[Brief] What is needed is every line of the data that includes the word "USDT". Please copy each one.

[Entries provided]
"""
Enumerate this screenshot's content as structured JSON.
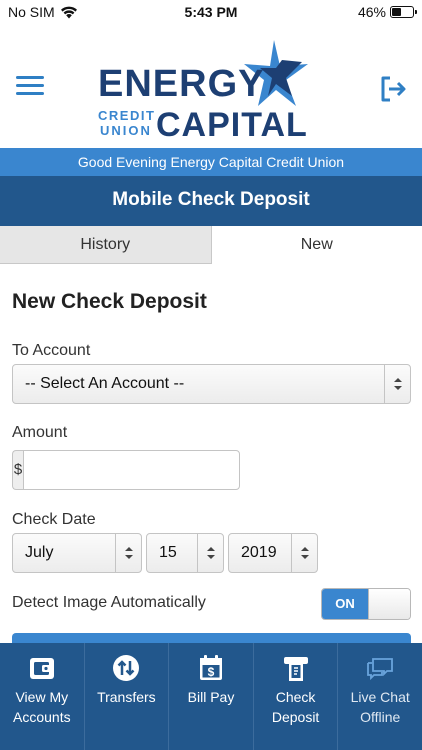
{
  "status_bar": {
    "carrier": "No SIM",
    "time": "5:43 PM",
    "battery": "46%",
    "battery_level": 0.46
  },
  "header": {
    "logo_text_top": "ENERGY",
    "logo_text_small_1": "CREDIT",
    "logo_text_small_2": "UNION",
    "logo_text_bottom": "CAPITAL",
    "menu_icon": "hamburger-icon",
    "logout_icon": "logout-icon"
  },
  "greeting": "Good Evening Energy Capital Credit Union",
  "page_title": "Mobile Check Deposit",
  "tabs": [
    {
      "label": "History",
      "active": false
    },
    {
      "label": "New",
      "active": true
    }
  ],
  "form": {
    "title": "New Check Deposit",
    "to_account_label": "To Account",
    "to_account_value": "-- Select An Account --",
    "amount_label": "Amount",
    "amount_prefix": "$",
    "amount_value": "",
    "check_date_label": "Check Date",
    "check_date": {
      "month": "July",
      "day": "15",
      "year": "2019"
    },
    "detect_label": "Detect Image Automatically",
    "detect_toggle": "ON"
  },
  "colors": {
    "primary_blue": "#3a86cf",
    "dark_blue": "#22578c",
    "logo_navy": "#1d3f73",
    "logo_blue": "#3a86cf"
  },
  "bottom_nav": [
    {
      "line1": "View My",
      "line2": "Accounts",
      "icon": "wallet-icon"
    },
    {
      "line1": "Transfers",
      "line2": "",
      "icon": "transfer-arrows-icon"
    },
    {
      "line1": "Bill Pay",
      "line2": "",
      "icon": "calendar-dollar-icon"
    },
    {
      "line1": "Check",
      "line2": "Deposit",
      "icon": "check-deposit-icon"
    },
    {
      "line1": "Live Chat",
      "line2": "Offline",
      "icon": "chat-icon"
    }
  ]
}
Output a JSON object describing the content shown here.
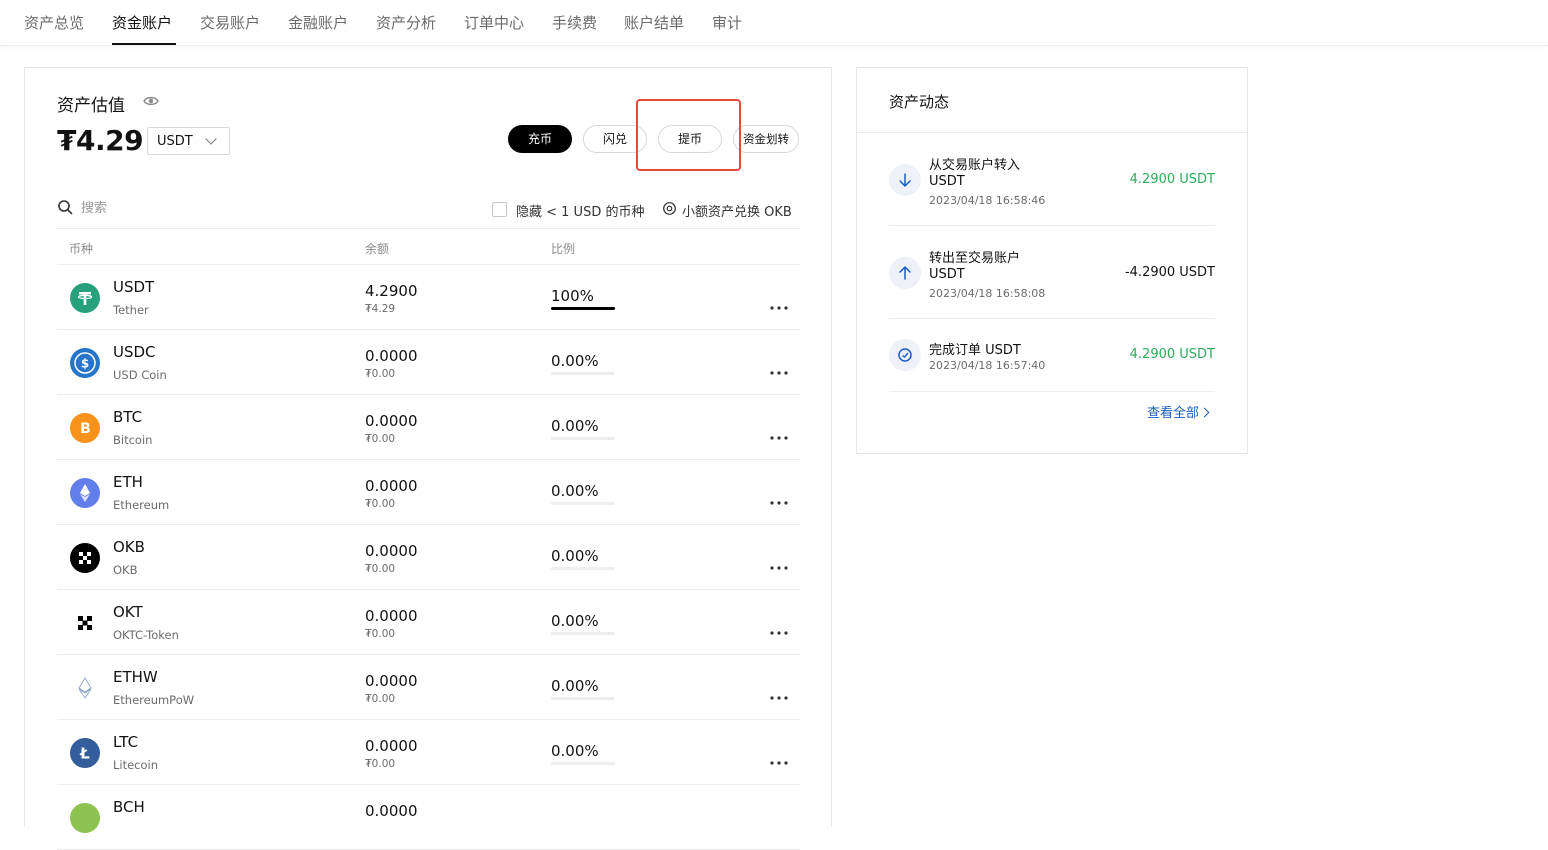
{
  "nav": {
    "tabs": [
      "资产总览",
      "资金账户",
      "交易账户",
      "金融账户",
      "资产分析",
      "订单中心",
      "手续费",
      "账户结单",
      "审计"
    ],
    "active_index": 1
  },
  "valuation": {
    "title": "资产估值",
    "amount": "₮4.29",
    "currency": "USDT"
  },
  "actions": {
    "deposit": "充币",
    "convert": "闪兑",
    "withdraw": "提币",
    "transfer": "资金划转"
  },
  "filters": {
    "search_placeholder": "搜索",
    "hide_small": "隐藏 < 1 USD 的币种",
    "small_convert": "小额资产兑换 OKB"
  },
  "table": {
    "headers": [
      "币种",
      "余额",
      "比例"
    ],
    "rows": [
      {
        "symbol": "USDT",
        "name": "Tether",
        "balance": "4.2900",
        "value": "₮4.29",
        "pct": "100%",
        "fill": 1.0,
        "color": "#26a17b",
        "icon": "tether-icon"
      },
      {
        "symbol": "USDC",
        "name": "USD Coin",
        "balance": "0.0000",
        "value": "₮0.00",
        "pct": "0.00%",
        "fill": 0,
        "color": "#2775ca",
        "icon": "usdc-icon"
      },
      {
        "symbol": "BTC",
        "name": "Bitcoin",
        "balance": "0.0000",
        "value": "₮0.00",
        "pct": "0.00%",
        "fill": 0,
        "color": "#f7931a",
        "icon": "bitcoin-icon"
      },
      {
        "symbol": "ETH",
        "name": "Ethereum",
        "balance": "0.0000",
        "value": "₮0.00",
        "pct": "0.00%",
        "fill": 0,
        "color": "#627eea",
        "icon": "ethereum-icon"
      },
      {
        "symbol": "OKB",
        "name": "OKB",
        "balance": "0.0000",
        "value": "₮0.00",
        "pct": "0.00%",
        "fill": 0,
        "color": "#000000",
        "icon": "okb-icon"
      },
      {
        "symbol": "OKT",
        "name": "OKTC-Token",
        "balance": "0.0000",
        "value": "₮0.00",
        "pct": "0.00%",
        "fill": 0,
        "color": "#ffffff",
        "icon": "okt-icon"
      },
      {
        "symbol": "ETHW",
        "name": "EthereumPoW",
        "balance": "0.0000",
        "value": "₮0.00",
        "pct": "0.00%",
        "fill": 0,
        "color": "#ffffff",
        "icon": "ethw-icon"
      },
      {
        "symbol": "LTC",
        "name": "Litecoin",
        "balance": "0.0000",
        "value": "₮0.00",
        "pct": "0.00%",
        "fill": 0,
        "color": "#345d9d",
        "icon": "litecoin-icon"
      },
      {
        "symbol": "BCH",
        "name": "",
        "balance": "0.0000",
        "value": "",
        "pct": "",
        "fill": 0,
        "color": "#8dc351",
        "icon": "bitcoin-cash-icon"
      }
    ]
  },
  "activity": {
    "title": "资产动态",
    "items": [
      {
        "line1": "从交易账户转入",
        "line2": "USDT",
        "time": "2023/04/18 16:58:46",
        "amount": "4.2900 USDT",
        "color": "#2eaa5c",
        "icon": "arrow-down-icon"
      },
      {
        "line1": "转出至交易账户",
        "line2": "USDT",
        "time": "2023/04/18 16:58:08",
        "amount": "-4.2900 USDT",
        "color": "#121212",
        "icon": "arrow-up-icon"
      },
      {
        "line1": "完成订单 USDT",
        "line2": "",
        "time": "2023/04/18 16:57:40",
        "amount": "4.2900 USDT",
        "color": "#2eaa5c",
        "icon": "order-complete-icon"
      }
    ],
    "view_all": "查看全部"
  },
  "colors": {
    "accent_box": "#e5493e",
    "link": "#1a5dc8",
    "positive": "#2eaa5c"
  }
}
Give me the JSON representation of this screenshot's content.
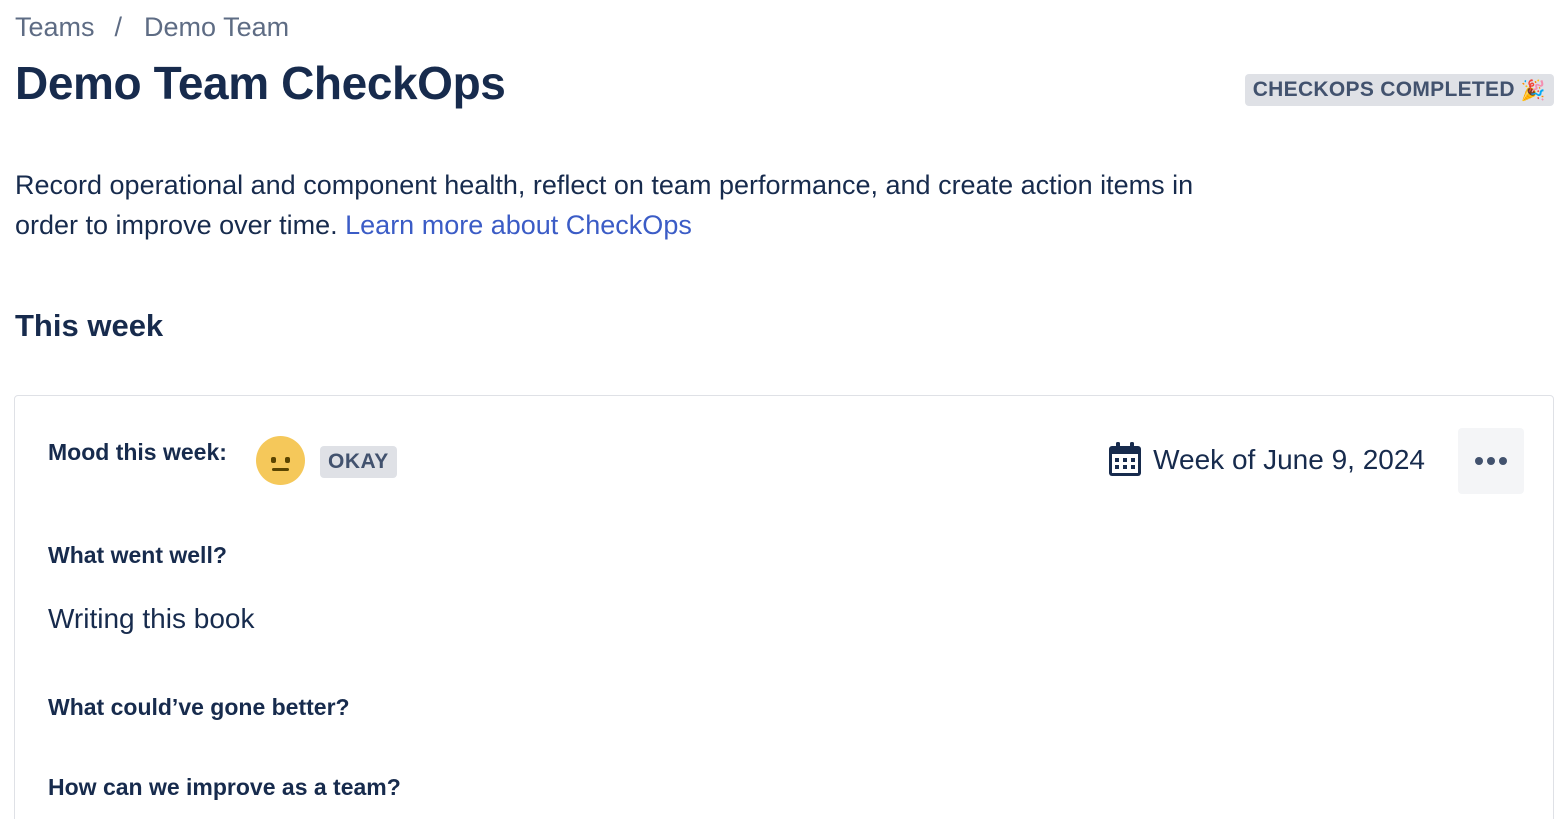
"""
[Output of the exercise]
    "currency": "USDT"
        "symbol": "USDT",
        "line2": "USDT",
        "amount": "4.2900 USDT",
        "line2": "USDT",
        "amount": "-4.2900 USDT",
        "line1": "完成订单 USDT",
        "amount": "4.2900 USDT",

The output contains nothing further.